Towards a Safer Malaysia!

Tags: , , , , , , , , , , , , , , ,

A Project by Citizens of Malaysia, pushing for reforms to make Malaysia a Safer place to live in. Do follow us on Twitter at @SaferMsia or click 'like' on our Facebook page. We have a website too at

Posted on 28 June 2012. You can follow any responses to this entry through the RSS 2.0.

Read more articles posted by Safer Malaysia.

Read this first: LB Terms of Use

9 Responses to Towards A Safer Malaysia

  1. Major

    Yes Crime rate decreasing the last cadaver was found in a septic tank in my city

  2. Batman

    Crime rate decreasing, as proudly announced by our home minister. Bull shit. They treat all M'ysian citizens as moron to believe that. They instruct all the police force to try to convince the victim not to report as crime (rather as their own mistakes that they loose it, esp. like snatch theft ) by intimidating that they will contact the victims when they have any clues, to make them feel the inconvenience, which will never happen even if you really want the robbers to be caught. This is one of their ways. Their next brain child strategy is to allow those public access roads to be turned into gated community by blocking up these access roads and decline the Public to access causing inconvenineces, hence lessen the crime rate.

  3. Richard Wee

    Hi Kev Lim, there is a website to the effect of your proposal, crimewatch.blogspot. But Safer Malaysia is short handed cause only 2 of us initiating it.. But we will try to do this.. Its actually a good idea.

    Anyway, there will be a gathering today (15/7/2012) at Old Town White Coffee, Damansara Uptown. 3.00PM. If any of you can make it, do swing by. We wish to share with those who attend, on Safer Malaysia's next move etc.

    Thank you to all, for your supportive comments. We just want to have a Safer place to live in..

    Richard Wee

  4. Fletcher Soo

    Thump up for this initiative.

    • Ong Chai Chew

      It is a very deceiving and irresponsible comment that the crime rate in Malaysia has decreased. Petty reported crimes may have decreased because people have no confidance in the police. More often than not there will be NO ACTION. It is a shame that the citizens in this country have to pay for security guards in their housing areas.

  5. KevLim

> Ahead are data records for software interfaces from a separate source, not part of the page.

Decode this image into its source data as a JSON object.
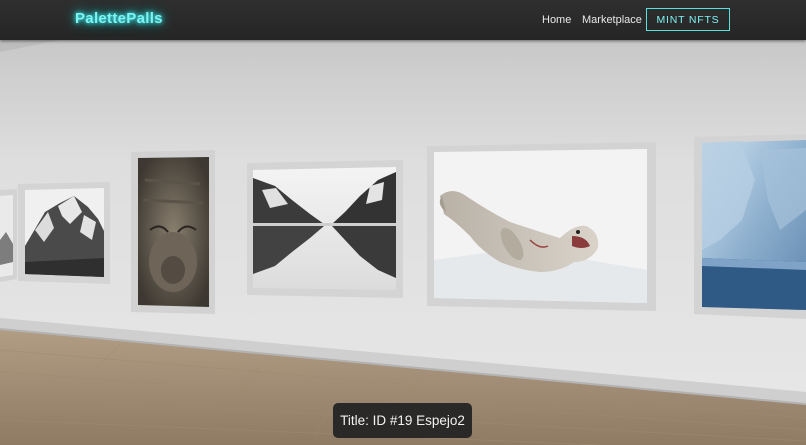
{
  "brand": {
    "name": "PalettePalls"
  },
  "nav": {
    "home": "Home",
    "marketplace": "Marketplace",
    "mint": "MINT NFTS"
  },
  "gallery": {
    "paintings": [
      {
        "subject": "snowy-mountain-edge"
      },
      {
        "subject": "snowy-mountain"
      },
      {
        "subject": "elephant-seal-face"
      },
      {
        "subject": "fjord-reflection"
      },
      {
        "subject": "crabeater-seal-on-ice"
      },
      {
        "subject": "iceberg"
      }
    ],
    "tooltip": "Title: ID #19 Espejo2"
  }
}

    Was just wondering if it would be viable to have a site (or whatever platform, here or elsewhere) where data/information on actual crime incidents can be tracked. I know that this appears daunting and requires much work, but I'm really looking at a simplified version, which is to provide a more tangible and more accurate representation of the situation. In other words, to put a face on an otherwise seemingly sporadic and adhoc web-site mentions of incidents. Also, data (as is typically the case) forms meaningful basis for which real and effective action can be leveraged from – otherwise, much remains conceptual and academic. For example a seemingly common place where crime incidents occur is mall or public car parks, which have unique characteristics that may be susceptible to the types of crimes associated with them. My personal sense is that it should not be difficult or overimposing on operators for the authorities to require the implementation of stronger safety standards for car parks, even in a crude form, to ensure that the safety levels are generally enhanced. Hence, I remain baffled each time I walk in car parks that are quite dark and deserted (with no security presence). Each day is potentially a day when someone may be seriously harmed or lose their life for the lack of what are seemingly minor efforts and costs on the part of such premise owners/operators. And that life may be your or mine, or that of any of our family or friends – just to make a point, not that any other life is any less important and valuable. Additionally, data that is accessible openly (albeit qualified as non-official or publicly reported) may just provide the impetus for more interested parties (in this operators of malls or car parks where incidents appear) to take meaningful action, for eventual self serving economic interest.

  6. Pepper Lim